::: Records provided

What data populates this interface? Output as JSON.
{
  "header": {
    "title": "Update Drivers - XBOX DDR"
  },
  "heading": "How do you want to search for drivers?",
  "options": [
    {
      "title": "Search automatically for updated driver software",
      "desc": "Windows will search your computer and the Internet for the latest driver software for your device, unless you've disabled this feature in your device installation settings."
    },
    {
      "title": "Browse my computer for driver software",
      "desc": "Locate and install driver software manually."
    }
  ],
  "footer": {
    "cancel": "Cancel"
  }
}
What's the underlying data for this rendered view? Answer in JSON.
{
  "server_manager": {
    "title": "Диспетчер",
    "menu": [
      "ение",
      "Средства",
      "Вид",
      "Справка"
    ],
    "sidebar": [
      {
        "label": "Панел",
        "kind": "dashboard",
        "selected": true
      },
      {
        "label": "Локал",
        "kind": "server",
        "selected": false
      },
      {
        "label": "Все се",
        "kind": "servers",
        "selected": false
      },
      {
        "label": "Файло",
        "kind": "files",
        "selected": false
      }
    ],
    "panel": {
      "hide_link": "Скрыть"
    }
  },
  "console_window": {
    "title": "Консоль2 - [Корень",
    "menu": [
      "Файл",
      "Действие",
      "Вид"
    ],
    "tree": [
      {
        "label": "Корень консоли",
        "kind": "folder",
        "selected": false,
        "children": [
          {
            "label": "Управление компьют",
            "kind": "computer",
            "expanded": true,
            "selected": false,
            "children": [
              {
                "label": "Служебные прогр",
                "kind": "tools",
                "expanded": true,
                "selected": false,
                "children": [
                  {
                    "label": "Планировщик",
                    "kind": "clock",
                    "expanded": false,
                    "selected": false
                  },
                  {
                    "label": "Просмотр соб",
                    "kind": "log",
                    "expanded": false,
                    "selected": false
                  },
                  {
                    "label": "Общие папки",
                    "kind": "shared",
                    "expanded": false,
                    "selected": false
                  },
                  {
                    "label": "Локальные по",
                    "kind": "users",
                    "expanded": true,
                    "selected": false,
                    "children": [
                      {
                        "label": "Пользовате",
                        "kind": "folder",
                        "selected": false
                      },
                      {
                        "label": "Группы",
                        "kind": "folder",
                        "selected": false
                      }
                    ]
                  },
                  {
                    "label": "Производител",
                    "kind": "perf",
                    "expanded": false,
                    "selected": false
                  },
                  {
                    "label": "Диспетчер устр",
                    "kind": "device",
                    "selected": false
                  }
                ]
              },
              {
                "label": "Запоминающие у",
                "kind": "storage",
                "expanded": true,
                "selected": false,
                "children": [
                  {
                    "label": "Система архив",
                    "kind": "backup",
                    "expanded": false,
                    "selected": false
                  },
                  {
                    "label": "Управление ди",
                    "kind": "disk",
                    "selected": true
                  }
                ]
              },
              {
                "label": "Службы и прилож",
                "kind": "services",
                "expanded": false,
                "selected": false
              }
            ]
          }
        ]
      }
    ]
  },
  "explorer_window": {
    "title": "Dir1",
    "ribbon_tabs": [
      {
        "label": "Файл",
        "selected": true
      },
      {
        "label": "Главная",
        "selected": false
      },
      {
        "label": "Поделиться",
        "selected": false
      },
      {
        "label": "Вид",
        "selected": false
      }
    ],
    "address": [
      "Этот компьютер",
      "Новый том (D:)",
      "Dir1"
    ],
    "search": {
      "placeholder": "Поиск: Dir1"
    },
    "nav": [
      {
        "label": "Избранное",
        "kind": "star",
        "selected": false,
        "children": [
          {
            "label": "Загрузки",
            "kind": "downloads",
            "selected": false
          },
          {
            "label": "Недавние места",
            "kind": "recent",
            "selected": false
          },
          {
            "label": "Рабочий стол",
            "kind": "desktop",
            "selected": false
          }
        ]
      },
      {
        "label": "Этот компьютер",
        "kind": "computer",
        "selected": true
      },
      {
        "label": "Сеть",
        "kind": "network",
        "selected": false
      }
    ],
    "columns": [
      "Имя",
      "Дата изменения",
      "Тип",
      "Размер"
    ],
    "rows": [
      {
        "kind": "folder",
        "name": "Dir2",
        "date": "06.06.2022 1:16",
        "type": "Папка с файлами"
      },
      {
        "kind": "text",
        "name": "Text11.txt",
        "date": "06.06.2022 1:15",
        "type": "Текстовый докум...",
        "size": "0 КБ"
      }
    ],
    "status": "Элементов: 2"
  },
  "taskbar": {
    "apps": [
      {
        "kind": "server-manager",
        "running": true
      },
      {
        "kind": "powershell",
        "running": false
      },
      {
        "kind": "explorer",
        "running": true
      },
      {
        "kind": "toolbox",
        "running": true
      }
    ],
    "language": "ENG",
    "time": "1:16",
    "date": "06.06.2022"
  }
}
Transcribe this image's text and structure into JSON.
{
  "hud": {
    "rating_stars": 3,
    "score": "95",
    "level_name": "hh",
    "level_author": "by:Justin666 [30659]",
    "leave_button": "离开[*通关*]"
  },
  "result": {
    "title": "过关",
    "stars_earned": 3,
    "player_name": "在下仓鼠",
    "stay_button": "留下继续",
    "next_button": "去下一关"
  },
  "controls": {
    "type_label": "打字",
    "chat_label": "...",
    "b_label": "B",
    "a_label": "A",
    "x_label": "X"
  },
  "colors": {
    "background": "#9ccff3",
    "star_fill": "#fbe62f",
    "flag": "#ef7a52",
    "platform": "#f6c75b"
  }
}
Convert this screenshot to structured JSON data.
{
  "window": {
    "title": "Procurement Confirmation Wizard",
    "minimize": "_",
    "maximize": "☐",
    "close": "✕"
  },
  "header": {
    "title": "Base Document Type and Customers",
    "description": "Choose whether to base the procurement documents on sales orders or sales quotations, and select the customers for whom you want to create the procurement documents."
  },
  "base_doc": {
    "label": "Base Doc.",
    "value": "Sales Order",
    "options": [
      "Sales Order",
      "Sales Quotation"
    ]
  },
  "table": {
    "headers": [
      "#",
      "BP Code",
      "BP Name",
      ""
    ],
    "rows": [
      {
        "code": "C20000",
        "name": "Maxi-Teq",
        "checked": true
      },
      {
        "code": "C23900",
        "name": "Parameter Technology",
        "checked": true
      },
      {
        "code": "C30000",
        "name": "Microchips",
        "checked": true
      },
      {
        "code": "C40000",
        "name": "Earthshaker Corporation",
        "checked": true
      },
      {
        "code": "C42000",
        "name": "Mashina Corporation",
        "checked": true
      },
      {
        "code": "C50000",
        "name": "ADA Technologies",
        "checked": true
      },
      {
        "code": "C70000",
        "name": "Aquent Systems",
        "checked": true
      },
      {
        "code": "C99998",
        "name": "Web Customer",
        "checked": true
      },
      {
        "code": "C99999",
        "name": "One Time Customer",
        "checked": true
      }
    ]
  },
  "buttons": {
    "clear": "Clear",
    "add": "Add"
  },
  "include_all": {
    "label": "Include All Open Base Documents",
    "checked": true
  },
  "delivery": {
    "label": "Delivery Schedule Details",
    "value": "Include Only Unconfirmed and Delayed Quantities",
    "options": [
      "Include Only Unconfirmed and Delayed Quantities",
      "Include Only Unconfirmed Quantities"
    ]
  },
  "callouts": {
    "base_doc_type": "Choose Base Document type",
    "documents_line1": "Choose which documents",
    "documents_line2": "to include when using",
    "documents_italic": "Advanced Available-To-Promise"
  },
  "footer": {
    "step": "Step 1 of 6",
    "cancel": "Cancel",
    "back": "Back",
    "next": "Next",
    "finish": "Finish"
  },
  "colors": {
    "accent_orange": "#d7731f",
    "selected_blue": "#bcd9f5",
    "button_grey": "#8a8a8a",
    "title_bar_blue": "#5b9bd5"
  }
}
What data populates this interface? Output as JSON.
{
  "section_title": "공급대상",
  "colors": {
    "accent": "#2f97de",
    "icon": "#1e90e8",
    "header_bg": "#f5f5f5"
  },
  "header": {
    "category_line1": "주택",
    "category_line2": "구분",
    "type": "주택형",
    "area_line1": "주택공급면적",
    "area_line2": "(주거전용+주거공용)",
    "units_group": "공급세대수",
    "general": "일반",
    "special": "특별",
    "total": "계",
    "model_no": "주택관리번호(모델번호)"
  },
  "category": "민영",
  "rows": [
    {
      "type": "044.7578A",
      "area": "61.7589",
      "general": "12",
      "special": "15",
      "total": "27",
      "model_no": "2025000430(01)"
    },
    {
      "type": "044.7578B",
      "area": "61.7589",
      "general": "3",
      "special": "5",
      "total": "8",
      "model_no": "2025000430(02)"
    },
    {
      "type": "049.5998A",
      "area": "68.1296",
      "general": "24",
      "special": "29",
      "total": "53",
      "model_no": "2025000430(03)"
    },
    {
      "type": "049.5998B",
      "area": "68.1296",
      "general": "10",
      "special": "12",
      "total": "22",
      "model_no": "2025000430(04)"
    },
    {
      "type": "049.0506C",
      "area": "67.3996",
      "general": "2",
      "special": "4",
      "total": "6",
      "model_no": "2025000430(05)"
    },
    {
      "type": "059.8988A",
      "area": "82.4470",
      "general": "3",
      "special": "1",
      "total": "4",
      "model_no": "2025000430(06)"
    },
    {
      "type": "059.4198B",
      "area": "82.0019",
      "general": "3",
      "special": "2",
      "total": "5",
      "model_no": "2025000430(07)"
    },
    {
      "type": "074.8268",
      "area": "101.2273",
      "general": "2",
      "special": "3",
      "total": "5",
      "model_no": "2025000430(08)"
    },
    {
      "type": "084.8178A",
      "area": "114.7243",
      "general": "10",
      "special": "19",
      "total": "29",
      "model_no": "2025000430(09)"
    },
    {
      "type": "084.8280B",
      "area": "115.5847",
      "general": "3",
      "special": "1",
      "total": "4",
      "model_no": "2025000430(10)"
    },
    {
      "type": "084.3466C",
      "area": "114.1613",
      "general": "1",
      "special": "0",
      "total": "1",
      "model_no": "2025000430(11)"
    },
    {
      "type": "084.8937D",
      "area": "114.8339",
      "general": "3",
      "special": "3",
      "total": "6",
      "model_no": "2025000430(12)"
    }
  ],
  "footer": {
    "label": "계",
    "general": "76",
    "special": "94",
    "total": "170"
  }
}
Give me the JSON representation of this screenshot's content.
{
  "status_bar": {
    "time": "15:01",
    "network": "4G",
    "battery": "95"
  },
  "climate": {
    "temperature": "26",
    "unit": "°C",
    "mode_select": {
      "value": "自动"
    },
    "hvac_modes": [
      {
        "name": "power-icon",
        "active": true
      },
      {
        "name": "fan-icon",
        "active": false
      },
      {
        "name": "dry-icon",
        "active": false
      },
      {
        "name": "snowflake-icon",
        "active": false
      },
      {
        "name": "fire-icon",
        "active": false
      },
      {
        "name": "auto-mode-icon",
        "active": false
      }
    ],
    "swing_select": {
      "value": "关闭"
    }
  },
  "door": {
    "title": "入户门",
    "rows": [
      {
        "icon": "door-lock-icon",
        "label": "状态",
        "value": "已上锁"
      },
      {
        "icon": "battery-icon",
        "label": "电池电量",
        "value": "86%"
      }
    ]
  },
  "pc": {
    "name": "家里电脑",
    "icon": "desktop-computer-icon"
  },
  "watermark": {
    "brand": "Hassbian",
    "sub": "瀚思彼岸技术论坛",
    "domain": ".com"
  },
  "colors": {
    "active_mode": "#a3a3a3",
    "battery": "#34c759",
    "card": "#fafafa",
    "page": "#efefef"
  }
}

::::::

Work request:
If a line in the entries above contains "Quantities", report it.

Written response:
    "value": "Include Only Unconfirmed and Delayed Quantities",
      "Include Only Unconfirmed and Delayed Quantities",
      "Include Only Unconfirmed Quantities"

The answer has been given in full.